| ABOUT THIS EXERCISE |
Set down every line of the data, unchanged and complete.

Element data from apps and pages:
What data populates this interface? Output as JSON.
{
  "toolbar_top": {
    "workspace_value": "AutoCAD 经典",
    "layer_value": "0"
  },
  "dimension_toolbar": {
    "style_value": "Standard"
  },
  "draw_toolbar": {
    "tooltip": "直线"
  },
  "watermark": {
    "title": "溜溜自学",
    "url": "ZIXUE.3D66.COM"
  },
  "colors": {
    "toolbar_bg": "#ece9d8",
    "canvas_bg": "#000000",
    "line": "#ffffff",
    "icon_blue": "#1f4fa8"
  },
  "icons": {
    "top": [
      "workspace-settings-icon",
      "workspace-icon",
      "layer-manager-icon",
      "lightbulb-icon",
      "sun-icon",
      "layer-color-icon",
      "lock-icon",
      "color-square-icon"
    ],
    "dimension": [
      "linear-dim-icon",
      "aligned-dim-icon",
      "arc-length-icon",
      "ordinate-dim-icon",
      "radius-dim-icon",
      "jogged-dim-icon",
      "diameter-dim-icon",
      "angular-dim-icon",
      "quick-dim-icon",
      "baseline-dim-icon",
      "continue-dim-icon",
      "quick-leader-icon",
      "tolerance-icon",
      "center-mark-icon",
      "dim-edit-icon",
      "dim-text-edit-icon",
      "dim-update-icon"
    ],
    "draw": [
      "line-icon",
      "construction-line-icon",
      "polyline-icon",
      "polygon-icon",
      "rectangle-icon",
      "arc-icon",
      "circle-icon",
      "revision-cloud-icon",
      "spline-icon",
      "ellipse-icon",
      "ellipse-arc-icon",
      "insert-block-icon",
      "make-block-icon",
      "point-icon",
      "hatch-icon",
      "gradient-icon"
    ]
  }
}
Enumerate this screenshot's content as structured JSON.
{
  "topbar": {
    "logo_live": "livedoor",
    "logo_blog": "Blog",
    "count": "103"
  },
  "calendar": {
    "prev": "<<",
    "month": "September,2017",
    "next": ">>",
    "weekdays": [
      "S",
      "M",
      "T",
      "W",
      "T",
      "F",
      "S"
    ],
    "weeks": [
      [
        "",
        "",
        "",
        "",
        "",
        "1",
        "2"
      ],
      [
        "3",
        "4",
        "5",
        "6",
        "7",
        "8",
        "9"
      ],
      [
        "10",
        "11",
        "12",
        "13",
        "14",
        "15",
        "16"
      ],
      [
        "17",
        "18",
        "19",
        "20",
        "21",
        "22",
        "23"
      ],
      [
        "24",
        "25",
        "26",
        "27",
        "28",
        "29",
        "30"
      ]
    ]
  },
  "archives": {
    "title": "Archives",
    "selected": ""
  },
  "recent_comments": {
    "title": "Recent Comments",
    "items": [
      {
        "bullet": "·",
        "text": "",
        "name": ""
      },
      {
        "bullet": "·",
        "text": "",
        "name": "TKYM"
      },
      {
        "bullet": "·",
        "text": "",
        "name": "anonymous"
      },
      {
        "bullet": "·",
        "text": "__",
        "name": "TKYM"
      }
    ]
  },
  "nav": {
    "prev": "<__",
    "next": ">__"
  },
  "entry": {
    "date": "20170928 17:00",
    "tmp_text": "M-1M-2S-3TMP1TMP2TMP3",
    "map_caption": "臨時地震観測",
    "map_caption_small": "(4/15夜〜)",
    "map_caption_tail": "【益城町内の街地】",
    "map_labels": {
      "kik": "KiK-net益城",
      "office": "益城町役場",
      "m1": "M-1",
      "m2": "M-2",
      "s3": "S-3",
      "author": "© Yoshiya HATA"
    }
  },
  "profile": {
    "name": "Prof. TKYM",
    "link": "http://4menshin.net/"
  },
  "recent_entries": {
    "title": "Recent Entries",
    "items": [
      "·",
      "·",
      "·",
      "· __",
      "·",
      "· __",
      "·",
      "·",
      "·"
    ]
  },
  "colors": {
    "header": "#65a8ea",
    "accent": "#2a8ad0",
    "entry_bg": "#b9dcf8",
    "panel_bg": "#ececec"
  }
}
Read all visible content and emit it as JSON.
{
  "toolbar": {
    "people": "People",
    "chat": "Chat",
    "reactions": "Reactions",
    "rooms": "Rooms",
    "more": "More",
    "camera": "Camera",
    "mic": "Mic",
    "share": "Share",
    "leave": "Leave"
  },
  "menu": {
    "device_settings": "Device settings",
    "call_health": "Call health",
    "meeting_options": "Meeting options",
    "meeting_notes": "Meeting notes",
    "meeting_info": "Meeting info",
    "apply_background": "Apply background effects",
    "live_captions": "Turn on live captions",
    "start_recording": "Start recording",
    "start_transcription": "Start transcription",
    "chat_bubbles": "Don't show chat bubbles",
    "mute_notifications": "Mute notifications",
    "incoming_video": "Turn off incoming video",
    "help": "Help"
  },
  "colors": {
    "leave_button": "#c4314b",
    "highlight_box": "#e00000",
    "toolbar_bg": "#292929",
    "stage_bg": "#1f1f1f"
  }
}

| EXERCISE SOLUTION |
What data populates this interface? Output as JSON.
{
  "toolbar_top": {
    "workspace_value": "AutoCAD 经典",
    "layer_value": "0"
  },
  "dimension_toolbar": {
    "style_value": "Standard"
  },
  "draw_toolbar": {
    "tooltip": "直线"
  },
  "watermark": {
    "title": "溜溜自学",
    "url": "ZIXUE.3D66.COM"
  },
  "colors": {
    "toolbar_bg": "#ece9d8",
    "canvas_bg": "#000000",
    "line": "#ffffff",
    "icon_blue": "#1f4fa8"
  },
  "icons": {
    "top": [
      "workspace-settings-icon",
      "workspace-icon",
      "layer-manager-icon",
      "lightbulb-icon",
      "sun-icon",
      "layer-color-icon",
      "lock-icon",
      "color-square-icon"
    ],
    "dimension": [
      "linear-dim-icon",
      "aligned-dim-icon",
      "arc-length-icon",
      "ordinate-dim-icon",
      "radius-dim-icon",
      "jogged-dim-icon",
      "diameter-dim-icon",
      "angular-dim-icon",
      "quick-dim-icon",
      "baseline-dim-icon",
      "continue-dim-icon",
      "quick-leader-icon",
      "tolerance-icon",
      "center-mark-icon",
      "dim-edit-icon",
      "dim-text-edit-icon",
      "dim-update-icon"
    ],
    "draw": [
      "line-icon",
      "construction-line-icon",
      "polyline-icon",
      "polygon-icon",
      "rectangle-icon",
      "arc-icon",
      "circle-icon",
      "revision-cloud-icon",
      "spline-icon",
      "ellipse-icon",
      "ellipse-arc-icon",
      "insert-block-icon",
      "make-block-icon",
      "point-icon",
      "hatch-icon",
      "gradient-icon"
    ]
  }
}
Enumerate this screenshot's content as structured JSON.
{
  "topbar": {
    "logo_live": "livedoor",
    "logo_blog": "Blog",
    "count": "103"
  },
  "calendar": {
    "prev": "<<",
    "month": "September,2017",
    "next": ">>",
    "weekdays": [
      "S",
      "M",
      "T",
      "W",
      "T",
      "F",
      "S"
    ],
    "weeks": [
      [
        "",
        "",
        "",
        "",
        "",
        "1",
        "2"
      ],
      [
        "3",
        "4",
        "5",
        "6",
        "7",
        "8",
        "9"
      ],
      [
        "10",
        "11",
        "12",
        "13",
        "14",
        "15",
        "16"
      ],
      [
        "17",
        "18",
        "19",
        "20",
        "21",
        "22",
        "23"
      ],
      [
        "24",
        "25",
        "26",
        "27",
        "28",
        "29",
        "30"
      ]
    ]
  },
  "archives": {
    "title": "Archives",
    "selected": ""
  },
  "recent_comments": {
    "title": "Recent Comments",
    "items": [
      {
        "bullet": "·",
        "text": "",
        "name": ""
      },
      {
        "bullet": "·",
        "text": "",
        "name": "TKYM"
      },
      {
        "bullet": "·",
        "text": "",
        "name": "anonymous"
      },
      {
        "bullet": "·",
        "text": "__",
        "name": "TKYM"
      }
    ]
  },
  "nav": {
    "prev": "<__",
    "next": ">__"
  },
  "entry": {
    "date": "20170928 17:00",
    "tmp_text": "M-1M-2S-3TMP1TMP2TMP3",
    "map_caption": "臨時地震観測",
    "map_caption_small": "(4/15夜〜)",
    "map_caption_tail": "【益城町内の街地】",
    "map_labels": {
      "kik": "KiK-net益城",
      "office": "益城町役場",
      "m1": "M-1",
      "m2": "M-2",
      "s3": "S-3",
      "author": "© Yoshiya HATA"
    }
  },
  "profile": {
    "name": "Prof. TKYM",
    "link": "http://4menshin.net/"
  },
  "recent_entries": {
    "title": "Recent Entries",
    "items": [
      "·",
      "·",
      "·",
      "· __",
      "·",
      "· __",
      "·",
      "·",
      "·"
    ]
  },
  "colors": {
    "header": "#65a8ea",
    "accent": "#2a8ad0",
    "entry_bg": "#b9dcf8",
    "panel_bg": "#ececec"
  }
}
Read all visible content and emit it as JSON.
{
  "toolbar": {
    "people": "People",
    "chat": "Chat",
    "reactions": "Reactions",
    "rooms": "Rooms",
    "more": "More",
    "camera": "Camera",
    "mic": "Mic",
    "share": "Share",
    "leave": "Leave"
  },
  "menu": {
    "device_settings": "Device settings",
    "call_health": "Call health",
    "meeting_options": "Meeting options",
    "meeting_notes": "Meeting notes",
    "meeting_info": "Meeting info",
    "apply_background": "Apply background effects",
    "live_captions": "Turn on live captions",
    "start_recording": "Start recording",
    "start_transcription": "Start transcription",
    "chat_bubbles": "Don't show chat bubbles",
    "mute_notifications": "Mute notifications",
    "incoming_video": "Turn off incoming video",
    "help": "Help"
  },
  "colors": {
    "leave_button": "#c4314b",
    "highlight_box": "#e00000",
    "toolbar_bg": "#292929",
    "stage_bg": "#1f1f1f"
  }
}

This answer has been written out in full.